It means we can find pricing inefficiencies and uncovered opportunities that can explode higher very quick. The junior market isn’t swarming with professionals looking under every rock. That is if you know how to analyze this information.
You can think of it like this: would you rather take your child on an Easter egg hunt with 100 other kids or with 5 other kids, of which 3 don’t walk yet and 1 doesn’t want to leave his mother’s side?
Your child will find a lot more eggs competing against those 5 kids.
And the prize will be a lot bigger.
If you know what to look for, who to follow and when to buy, your portfolio will also benefit from the TSX-Venture discount in a bear market. Granted, 98% of the companies are worthless and run by useless management.
But the 2% can make you very, very rich.
P.S. The way of the Alligator is the exact style of investing during the current market conditions. I cannot emphasize this strategy enough. There are two companies we have published on, both dividend players that are well run, well financed and I plan on investing millions of dollars personally in both—when my target price gets hit.

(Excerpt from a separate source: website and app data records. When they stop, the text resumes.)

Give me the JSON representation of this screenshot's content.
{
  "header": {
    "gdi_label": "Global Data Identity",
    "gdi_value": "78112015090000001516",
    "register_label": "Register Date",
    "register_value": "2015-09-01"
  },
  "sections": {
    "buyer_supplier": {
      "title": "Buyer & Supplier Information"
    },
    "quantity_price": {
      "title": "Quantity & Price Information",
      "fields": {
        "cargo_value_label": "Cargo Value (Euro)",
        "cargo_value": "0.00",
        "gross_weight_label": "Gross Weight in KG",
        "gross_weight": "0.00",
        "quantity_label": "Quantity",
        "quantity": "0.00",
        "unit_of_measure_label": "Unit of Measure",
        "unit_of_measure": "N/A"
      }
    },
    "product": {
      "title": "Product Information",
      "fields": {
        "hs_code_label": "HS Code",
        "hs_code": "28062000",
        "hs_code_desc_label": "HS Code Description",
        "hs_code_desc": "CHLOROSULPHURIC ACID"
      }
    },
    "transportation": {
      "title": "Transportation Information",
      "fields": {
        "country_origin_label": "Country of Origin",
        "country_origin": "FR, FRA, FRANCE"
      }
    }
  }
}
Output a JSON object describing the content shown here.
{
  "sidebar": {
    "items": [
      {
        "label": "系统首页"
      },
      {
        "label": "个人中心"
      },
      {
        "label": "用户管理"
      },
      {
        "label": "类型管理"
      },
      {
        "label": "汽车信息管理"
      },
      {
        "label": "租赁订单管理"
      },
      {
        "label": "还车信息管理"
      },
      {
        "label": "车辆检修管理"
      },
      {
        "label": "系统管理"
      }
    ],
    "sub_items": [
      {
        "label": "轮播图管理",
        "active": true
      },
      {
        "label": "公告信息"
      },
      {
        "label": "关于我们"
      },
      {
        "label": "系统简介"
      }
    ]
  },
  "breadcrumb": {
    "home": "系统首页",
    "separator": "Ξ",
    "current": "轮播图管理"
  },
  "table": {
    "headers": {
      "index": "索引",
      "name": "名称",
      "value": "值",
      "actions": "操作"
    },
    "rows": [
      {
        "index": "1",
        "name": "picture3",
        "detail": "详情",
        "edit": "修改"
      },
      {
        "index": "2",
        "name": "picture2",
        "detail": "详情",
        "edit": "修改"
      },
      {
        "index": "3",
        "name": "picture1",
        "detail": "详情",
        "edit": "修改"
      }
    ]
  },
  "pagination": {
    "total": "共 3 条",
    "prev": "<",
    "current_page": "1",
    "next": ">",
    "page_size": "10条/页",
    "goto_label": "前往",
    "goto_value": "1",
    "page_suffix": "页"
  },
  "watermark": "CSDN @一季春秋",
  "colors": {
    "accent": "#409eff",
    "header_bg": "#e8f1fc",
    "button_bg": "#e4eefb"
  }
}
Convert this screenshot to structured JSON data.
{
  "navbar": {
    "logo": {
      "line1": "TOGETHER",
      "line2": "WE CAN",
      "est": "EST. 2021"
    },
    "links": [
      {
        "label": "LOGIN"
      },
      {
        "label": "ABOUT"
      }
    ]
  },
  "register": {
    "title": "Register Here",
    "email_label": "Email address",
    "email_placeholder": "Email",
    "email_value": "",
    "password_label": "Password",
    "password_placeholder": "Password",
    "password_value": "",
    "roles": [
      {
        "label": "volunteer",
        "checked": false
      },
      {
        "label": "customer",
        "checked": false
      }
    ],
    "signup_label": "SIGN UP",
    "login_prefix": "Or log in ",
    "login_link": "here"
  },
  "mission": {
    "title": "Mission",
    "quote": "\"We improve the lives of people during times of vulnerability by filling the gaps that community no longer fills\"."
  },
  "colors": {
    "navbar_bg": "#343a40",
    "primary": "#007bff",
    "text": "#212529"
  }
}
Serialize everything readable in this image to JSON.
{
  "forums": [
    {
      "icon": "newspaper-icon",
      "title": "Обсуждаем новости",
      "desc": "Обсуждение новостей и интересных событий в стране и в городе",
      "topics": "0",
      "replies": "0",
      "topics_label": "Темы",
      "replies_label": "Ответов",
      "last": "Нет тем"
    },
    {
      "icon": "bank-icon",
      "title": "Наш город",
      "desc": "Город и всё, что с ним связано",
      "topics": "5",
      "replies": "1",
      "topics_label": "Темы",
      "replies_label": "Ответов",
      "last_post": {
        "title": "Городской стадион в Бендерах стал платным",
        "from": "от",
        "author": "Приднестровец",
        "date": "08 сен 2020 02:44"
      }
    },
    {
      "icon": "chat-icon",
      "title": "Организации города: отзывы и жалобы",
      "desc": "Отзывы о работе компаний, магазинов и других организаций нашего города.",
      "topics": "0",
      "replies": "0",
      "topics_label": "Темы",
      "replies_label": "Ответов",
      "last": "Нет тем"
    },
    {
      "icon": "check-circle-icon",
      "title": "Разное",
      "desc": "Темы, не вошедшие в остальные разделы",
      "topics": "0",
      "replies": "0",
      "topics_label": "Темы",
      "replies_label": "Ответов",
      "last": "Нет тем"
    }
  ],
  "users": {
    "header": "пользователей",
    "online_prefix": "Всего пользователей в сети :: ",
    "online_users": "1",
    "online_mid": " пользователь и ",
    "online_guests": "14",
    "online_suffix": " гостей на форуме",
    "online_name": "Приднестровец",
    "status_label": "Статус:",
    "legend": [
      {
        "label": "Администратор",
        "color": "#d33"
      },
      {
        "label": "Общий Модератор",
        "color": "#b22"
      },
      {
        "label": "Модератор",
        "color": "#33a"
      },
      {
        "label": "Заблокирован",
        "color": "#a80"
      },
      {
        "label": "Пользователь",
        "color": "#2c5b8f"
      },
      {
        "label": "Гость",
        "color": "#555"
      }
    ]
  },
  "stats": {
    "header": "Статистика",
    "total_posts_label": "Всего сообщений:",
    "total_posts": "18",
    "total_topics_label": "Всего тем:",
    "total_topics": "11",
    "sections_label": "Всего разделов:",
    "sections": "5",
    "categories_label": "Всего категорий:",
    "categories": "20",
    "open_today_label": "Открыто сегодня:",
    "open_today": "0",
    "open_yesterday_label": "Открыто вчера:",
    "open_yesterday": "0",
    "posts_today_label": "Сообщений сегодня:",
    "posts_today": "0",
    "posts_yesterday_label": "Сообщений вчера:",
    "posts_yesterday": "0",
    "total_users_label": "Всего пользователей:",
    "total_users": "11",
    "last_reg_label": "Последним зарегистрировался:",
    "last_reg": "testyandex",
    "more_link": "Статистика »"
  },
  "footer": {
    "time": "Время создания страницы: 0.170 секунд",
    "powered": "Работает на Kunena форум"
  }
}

I published this report many months ago, and I believe we are within a couple of months before my “Way of the Alligator” proves out to be a big winner and gets us cheap stock on both companies. To learn the ticker symbols of these companies, consider becoming a subscriber to my premier research service, Katusa’s Resource Opportunities by clicking here.